Lausanne, Palais de Beaulieu, Chefs-d'œuvre des collections suisses de Manet à Picasso, 1964, no. 56, illustrated in the catalogue (titled Le Pont Royal, après-midi, temps gris)

Paris, Hôtel de Ville, Paris sous le ciel de la peinture, 2000, illustrated in colour in the catalogue (titled Pont Royal, après-midi de pluie, temps gris)


Ludovic-Rodo Pissarro & Lionello Venturi, Camille Pissarro, son art - son œuvre, Paris, 1939, vol. I, no. 1294, catalogued p. 260; vol. II, no. 1294, illustrated pl. 251 (titled Pont Royal, après-midi, temps gris)

John Rewald, C. Pissarro, Paris, 1974, no. 48, illustrated (incorrectly captioned) Janine Bailly-Herzberg, Pissarro et Paris, Paris, 1992, illustrated p. 127 (titled Pont Royal, après-midi, temps gris)

Joachim Pissarro & Claire Durand-Ruel Snollaerts, Pissarro, Catalogue critique des peintures, Paris, 2005, vol. III, no. 1487, illustrated in colour p. 900

Catalogue Note

In 1897 Pissarro returned to Paris once more to dedicate his time to capturing the essence of modern life in the city. Although he had settled in the village of Eragny in Normandy in 1884 to paint the tranquillity of the French countryside, many of his pastoral scenes from this time in fact include figures, demonstrating Pissarro’s unwavering interest in the relationship between man and his environment. This curiosity brought Pissarro back to the bustling boulevards and lively cafés of the capital and led to his last and most celebrated series of Paris cityscapes. Beginning with the Gare Saint-Lazare in 1897, Pissarro’s depictions of Paris swiftly moved on to the Boulevard Montmartre and the Boulevard des Italiens. The following year, he painted a series of views of the Avenue de l’Opéra and the Jardins des Tuileries before painting the nearby Square du Vert-Galant and the Pont Neuf.

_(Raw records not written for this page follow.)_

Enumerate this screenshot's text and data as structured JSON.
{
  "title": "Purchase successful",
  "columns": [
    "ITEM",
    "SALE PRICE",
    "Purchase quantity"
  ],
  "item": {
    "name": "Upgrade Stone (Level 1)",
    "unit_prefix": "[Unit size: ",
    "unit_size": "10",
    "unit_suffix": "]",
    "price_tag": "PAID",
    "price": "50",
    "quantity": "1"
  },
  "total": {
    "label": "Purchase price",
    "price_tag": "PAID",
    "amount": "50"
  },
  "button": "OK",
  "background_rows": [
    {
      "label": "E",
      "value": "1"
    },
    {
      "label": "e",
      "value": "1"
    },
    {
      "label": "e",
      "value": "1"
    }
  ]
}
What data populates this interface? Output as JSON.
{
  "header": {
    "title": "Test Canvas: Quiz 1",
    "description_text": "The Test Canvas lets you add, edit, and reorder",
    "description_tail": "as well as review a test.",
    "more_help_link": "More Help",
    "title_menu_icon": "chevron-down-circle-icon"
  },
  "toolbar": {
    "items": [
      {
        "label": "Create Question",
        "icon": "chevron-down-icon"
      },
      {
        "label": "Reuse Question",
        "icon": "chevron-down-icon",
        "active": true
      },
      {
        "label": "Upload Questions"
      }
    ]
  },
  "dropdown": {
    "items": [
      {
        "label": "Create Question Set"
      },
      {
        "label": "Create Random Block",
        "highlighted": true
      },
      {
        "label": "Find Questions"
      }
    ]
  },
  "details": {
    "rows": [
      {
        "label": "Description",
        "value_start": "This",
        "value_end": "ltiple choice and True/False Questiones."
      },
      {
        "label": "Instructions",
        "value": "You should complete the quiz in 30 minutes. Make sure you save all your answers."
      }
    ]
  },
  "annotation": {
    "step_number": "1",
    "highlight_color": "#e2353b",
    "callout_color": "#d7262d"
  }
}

Each time the artist would stay in a hotel room or rent an apartment allowing him to paint from his window and repeat the motif in different variations reflecting the changing light, weather or season. Le Pont-Royal, après-midi, temps couvert belongs to his fourth and final series created from the artist’s room at the Hôtel du Quai Voltaire on the left bank, overlooking the Pont Royal and the Jardins des Tuileries. A closely related painting from the same year, Le Pont-Royal et le pavillon de Flore, temps gris now in the Musée du Petit Palais in Paris shows the same scene from a slightly different angle on the Quai Voltaire including the south-west end of the Louvre (fig. 1).

From the artist’s position in his apartment we are offered a higher viewpoint than at street level. It creates a broad field of vision in which Pissarro was able to observe and capture the constant flow of city life. Pedestrians and carriages are captured with hurried brushstrokes emphasising the dynamic movement of the metropolis. The richly painted sky in the upper half of the canvas beautifully illustrates Pissarro’s appreciation of texture and brushwork and its ability to convey liberty, spontaneity and the sense of freshness that were key to the artist’s œuvre.